Another excellent tool for employee feedback is ongoing performance conversations, including performance reviews, one-on-one meetings, and informal check-ins. These conversations give managers insight into employee goals, progress, and achievements. Check in with employees on their performance during informal one-on-ones as well as formal performance reviews. This will help managers identify potential obstacles and opportunities to support their employees’ goals.
Be sure to recognize employee wins and milestones in both formal and informal ways. More and more highly-engaged workplaces are adding formal recognition software. Demonstrating appreciation for employee performance and achievement shows you value them and their work.
Soliciting employee feedback is a great first step, but the most effective engagement programs emphasize follow up. Employees whose managers follow up with them after a survey are 12 times more likely to be engaged the following year than those who don’t experience follow-up.
Managers need to do the following:
In other words, it’s not enough simply to gather the information and share it with leadership (and even the employees). Feedback is only as useful as the action it inspires.
Turnover is a costly threat to your company. The key to improving retention and reducing turnover is to discover what makes employees leave in the first place. Exit surveys are an often untapped resource of employee engagement insights.
If you understand why your employees leave, you can address the issue at the source. Among highly engaged companies exit interviews and employee engagement surveys were prioritized over traditional performance reviews. HR leaders should help managers understand exit survey results and work together to create a plan of action for the future.
78% of highly engaged companies implement employee engagement initiatives year-round. While trends continue to prioritize a continuous listening strategy over the once-a-year engagement survey or performance review—it's no surprise that this is a key factor for healthy and high-performing cultures.
Disengaged companies are more likely to approach engagement as a project focused on for a short period of time. When only addressed once a year, employees may feel disconnected, unmotivated, and unsure about their future fit within the organization.

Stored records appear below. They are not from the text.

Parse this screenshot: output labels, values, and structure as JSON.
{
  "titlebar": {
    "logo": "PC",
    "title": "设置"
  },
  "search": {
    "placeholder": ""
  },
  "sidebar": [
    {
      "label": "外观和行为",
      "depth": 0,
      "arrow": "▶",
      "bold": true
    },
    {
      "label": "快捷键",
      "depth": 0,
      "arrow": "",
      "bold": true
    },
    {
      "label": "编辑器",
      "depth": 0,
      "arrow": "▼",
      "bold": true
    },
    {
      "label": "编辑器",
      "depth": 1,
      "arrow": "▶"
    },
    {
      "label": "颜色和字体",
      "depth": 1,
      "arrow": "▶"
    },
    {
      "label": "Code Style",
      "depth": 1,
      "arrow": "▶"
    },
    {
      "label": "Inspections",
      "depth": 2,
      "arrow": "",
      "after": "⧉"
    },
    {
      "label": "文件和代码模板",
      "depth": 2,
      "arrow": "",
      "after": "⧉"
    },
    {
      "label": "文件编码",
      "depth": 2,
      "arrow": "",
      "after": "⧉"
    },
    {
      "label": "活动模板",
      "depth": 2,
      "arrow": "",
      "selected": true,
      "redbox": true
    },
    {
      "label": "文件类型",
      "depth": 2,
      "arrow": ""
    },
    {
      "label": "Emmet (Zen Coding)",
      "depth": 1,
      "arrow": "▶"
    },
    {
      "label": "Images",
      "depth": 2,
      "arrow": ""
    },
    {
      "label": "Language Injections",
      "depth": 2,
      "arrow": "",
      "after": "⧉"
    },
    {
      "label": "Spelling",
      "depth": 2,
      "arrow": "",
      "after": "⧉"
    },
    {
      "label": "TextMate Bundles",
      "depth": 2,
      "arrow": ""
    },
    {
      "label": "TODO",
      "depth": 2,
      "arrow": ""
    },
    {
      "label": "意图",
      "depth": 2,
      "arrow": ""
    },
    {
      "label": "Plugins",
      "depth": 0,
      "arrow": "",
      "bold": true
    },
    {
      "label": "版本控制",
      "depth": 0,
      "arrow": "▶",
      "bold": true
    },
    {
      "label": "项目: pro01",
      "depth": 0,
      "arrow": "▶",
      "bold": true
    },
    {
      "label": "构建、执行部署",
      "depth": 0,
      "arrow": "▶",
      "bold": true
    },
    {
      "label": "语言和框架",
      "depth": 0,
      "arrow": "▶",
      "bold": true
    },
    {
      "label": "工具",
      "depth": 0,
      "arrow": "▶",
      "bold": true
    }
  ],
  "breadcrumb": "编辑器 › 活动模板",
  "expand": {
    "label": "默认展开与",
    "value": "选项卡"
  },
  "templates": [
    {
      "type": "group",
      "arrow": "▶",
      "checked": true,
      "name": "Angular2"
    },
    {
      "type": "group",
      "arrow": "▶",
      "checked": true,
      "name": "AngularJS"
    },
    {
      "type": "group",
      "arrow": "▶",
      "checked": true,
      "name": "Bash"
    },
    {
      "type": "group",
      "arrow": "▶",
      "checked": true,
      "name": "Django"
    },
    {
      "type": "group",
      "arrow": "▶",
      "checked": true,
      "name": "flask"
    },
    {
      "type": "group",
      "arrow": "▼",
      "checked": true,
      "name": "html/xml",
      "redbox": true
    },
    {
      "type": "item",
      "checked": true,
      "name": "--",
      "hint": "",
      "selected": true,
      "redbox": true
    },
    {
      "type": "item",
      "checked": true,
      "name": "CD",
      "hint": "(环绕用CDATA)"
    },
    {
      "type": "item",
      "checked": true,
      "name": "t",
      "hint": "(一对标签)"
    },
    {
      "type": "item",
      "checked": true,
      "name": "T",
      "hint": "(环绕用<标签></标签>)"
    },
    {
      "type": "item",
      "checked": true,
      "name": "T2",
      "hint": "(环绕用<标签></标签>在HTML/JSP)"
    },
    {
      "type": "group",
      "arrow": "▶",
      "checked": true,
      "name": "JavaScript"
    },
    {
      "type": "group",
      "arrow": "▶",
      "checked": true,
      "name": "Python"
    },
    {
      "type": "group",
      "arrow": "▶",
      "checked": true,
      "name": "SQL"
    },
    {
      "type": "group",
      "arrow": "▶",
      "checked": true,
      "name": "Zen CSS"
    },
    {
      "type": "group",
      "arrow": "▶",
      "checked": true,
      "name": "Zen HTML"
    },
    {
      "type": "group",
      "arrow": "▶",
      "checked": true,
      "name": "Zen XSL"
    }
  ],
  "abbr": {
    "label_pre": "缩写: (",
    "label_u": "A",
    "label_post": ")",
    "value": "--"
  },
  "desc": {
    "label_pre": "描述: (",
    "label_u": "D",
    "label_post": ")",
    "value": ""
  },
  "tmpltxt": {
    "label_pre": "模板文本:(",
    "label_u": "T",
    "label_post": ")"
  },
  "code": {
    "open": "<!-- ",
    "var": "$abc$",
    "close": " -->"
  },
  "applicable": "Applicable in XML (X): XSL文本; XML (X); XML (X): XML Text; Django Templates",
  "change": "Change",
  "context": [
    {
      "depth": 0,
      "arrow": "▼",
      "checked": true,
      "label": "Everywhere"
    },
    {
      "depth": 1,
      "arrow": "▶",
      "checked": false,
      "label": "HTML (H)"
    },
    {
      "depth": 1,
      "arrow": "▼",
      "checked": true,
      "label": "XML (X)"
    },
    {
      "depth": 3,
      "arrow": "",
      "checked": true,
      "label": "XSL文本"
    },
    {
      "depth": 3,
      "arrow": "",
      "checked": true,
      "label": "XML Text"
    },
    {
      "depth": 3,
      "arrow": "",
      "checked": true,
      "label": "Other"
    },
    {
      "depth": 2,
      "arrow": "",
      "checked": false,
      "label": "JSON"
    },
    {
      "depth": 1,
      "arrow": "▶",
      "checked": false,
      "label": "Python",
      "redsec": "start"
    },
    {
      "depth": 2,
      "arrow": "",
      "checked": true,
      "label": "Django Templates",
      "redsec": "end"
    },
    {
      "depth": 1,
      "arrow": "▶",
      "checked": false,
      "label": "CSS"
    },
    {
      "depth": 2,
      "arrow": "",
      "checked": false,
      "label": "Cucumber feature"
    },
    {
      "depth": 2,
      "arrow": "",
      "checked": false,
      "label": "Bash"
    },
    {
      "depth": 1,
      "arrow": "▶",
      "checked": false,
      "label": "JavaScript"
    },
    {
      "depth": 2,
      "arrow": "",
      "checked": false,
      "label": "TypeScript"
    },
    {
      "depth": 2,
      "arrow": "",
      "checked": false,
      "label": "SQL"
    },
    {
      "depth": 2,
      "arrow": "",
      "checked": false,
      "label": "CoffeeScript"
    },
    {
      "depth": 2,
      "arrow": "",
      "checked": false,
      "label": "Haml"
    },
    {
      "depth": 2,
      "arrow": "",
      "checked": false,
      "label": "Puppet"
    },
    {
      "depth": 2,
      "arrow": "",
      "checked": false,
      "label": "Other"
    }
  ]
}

By surveying or reviewing performance once a year, you’re missing out on opportunities for course correction, coaching, and growth for employees and teams.
Disengaged companies need to prioritize creating more opportunities for feedback, but engaged companies should take it to the next level and commit to engagement year-round.
Focus on these top employee engagement best practices and strategies to create an engagement program that works all year long—and download our New Era of Engagement ebook to move the needle today.
Published May 12, 2020 | Written By Jocelyn Stange